Japanese is said by many to be one of the hardest languages to learn, consisting of two alphabets and thousands of kanji characters. It literally takes years to study, with most adults not even able to read certain unrecognizable characters. But now, thanks to an amazing new app by Google, any written Japanese words in front of you can be translated into English, just by placing your phone over the puzzling characters.

On January 26th, Google launched the long-awaited translation app Word Lens in Japanese, instantly making it easier for anyone to read and understand the notoriously difficult language. With Tokyo hosting the 2020 Olympic Games, Japan is preparing to make Japan as tourist-friendly as possible, and this app is just one of the ways. The language barrier is always a concern for anyone visiting Japan for the first time, even though English translations are often included under Japanese characters on street signs, menus, etc., especially in major metropolitan areas. However, Japan is still Japan, and sometimes, there's just no English to be seen anywhere.

With Word Lens, you will never have a problem reading anything in Japan anymore, as the miracle app will translate everything right before your very eyes. Just position the phone at whatever Japanese you need to read, as if you were taking a photo, and your phone will tell you what it says, in English. And of course, the app will do the exact opposite, able to translate English words into Japanese, which is a godsend for Japanese tourists traveling overseas. The best thing is, no internet connection is necessary.

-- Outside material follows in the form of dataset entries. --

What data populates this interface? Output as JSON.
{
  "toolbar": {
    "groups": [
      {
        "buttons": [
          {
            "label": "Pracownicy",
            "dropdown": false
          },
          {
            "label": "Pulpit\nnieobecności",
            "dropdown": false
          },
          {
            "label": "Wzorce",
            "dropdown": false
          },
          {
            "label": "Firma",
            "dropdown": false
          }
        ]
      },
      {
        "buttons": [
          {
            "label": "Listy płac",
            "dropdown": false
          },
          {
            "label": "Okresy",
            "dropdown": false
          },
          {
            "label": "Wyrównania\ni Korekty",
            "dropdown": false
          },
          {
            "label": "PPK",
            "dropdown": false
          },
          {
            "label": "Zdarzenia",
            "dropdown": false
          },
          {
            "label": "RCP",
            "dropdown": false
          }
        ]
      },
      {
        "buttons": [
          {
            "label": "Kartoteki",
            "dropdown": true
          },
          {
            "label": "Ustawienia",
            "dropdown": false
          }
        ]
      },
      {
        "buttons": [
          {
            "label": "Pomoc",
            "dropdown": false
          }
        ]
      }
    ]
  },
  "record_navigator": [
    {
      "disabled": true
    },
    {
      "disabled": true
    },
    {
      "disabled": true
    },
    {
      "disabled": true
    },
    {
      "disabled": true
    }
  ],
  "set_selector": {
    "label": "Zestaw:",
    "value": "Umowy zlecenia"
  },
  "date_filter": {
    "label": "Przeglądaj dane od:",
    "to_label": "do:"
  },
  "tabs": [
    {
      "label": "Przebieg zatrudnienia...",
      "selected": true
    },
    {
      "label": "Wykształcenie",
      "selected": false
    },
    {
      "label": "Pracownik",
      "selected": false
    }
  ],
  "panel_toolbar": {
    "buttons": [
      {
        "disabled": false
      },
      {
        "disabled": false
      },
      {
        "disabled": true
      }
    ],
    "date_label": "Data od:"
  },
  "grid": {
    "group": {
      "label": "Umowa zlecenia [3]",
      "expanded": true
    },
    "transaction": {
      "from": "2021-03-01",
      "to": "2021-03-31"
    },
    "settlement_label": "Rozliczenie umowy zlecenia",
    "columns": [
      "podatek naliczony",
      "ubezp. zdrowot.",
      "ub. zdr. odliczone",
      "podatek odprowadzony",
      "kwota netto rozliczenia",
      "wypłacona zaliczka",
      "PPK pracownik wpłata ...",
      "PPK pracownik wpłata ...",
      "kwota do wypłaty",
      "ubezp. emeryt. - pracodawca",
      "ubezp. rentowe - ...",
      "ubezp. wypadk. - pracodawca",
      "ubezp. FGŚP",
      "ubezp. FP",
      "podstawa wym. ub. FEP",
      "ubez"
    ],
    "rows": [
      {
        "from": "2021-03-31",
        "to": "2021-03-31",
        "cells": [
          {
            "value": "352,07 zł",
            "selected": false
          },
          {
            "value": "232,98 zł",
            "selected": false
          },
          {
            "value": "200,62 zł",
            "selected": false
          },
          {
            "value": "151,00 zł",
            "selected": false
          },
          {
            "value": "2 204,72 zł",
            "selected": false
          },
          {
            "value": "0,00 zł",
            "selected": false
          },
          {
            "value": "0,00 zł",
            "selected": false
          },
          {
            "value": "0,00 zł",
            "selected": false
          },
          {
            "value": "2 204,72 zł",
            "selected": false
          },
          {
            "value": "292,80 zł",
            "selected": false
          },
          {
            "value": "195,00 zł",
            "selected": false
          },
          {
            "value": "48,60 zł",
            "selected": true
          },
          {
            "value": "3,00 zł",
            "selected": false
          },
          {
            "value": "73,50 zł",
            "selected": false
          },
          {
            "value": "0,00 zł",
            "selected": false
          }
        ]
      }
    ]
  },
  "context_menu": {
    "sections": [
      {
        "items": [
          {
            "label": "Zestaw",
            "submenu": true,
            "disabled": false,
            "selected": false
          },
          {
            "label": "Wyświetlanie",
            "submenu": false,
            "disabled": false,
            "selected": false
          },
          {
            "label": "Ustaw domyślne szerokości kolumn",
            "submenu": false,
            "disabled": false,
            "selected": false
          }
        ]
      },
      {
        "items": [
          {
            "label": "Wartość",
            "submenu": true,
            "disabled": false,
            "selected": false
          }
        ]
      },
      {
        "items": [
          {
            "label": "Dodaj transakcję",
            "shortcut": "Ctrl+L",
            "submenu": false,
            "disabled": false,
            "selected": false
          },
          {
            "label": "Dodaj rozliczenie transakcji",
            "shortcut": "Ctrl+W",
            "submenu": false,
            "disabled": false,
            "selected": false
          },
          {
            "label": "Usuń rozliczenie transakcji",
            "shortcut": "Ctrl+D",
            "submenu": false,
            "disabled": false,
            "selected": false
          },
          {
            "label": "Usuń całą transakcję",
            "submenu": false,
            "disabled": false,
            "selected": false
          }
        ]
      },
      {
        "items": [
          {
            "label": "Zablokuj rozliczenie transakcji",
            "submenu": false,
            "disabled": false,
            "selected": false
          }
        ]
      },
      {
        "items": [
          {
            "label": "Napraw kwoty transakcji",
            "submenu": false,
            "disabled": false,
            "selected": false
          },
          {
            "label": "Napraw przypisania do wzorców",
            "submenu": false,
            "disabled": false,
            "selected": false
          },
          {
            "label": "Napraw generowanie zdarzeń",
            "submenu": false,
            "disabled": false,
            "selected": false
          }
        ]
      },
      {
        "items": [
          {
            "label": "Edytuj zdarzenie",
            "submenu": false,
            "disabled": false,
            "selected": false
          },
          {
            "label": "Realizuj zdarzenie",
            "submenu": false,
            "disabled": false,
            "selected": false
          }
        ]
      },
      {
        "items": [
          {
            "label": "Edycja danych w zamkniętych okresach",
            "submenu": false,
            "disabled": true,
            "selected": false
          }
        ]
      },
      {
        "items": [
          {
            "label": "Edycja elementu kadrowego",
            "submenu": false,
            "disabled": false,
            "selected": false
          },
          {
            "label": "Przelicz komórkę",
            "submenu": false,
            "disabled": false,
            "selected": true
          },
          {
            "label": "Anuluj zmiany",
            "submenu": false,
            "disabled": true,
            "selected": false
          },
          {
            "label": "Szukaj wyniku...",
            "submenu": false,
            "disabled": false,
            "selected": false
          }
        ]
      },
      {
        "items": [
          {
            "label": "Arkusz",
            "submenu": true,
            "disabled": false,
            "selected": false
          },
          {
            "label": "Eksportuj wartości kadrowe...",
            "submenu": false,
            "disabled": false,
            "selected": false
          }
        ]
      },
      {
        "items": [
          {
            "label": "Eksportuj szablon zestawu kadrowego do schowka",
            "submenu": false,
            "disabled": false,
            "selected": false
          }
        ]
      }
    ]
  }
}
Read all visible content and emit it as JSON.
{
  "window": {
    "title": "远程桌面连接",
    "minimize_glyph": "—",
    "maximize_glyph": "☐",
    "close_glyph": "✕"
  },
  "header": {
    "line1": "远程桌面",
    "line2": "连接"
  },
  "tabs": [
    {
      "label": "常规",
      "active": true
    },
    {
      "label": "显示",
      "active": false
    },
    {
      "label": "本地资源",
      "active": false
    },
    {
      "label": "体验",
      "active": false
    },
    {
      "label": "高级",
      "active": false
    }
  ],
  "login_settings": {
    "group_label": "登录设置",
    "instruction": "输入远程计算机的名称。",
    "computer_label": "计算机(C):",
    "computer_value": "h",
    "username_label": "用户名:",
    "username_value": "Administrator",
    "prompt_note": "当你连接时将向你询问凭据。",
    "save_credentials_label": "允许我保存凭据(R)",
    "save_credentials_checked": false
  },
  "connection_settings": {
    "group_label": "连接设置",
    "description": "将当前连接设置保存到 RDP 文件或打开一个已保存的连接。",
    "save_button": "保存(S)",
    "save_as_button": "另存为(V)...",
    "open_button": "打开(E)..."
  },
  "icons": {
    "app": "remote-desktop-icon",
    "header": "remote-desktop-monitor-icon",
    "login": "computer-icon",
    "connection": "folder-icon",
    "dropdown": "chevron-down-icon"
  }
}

Despite the app being made available to the public, there are still some imperfections. The app isn't perfect, and will start acting goofy if it's made to translate complex writing, but it's basically for tourists that need to read menus, street signs, etc. It's definitely worth it if you're thinking of traveling to Japan and can't speak the language. Or you can just wing it, which is always fun when you're visiting a distant and foreign land. 

Technology is now advancing at such a rapid pace, the day language barriers completely disappear is probably not that far away.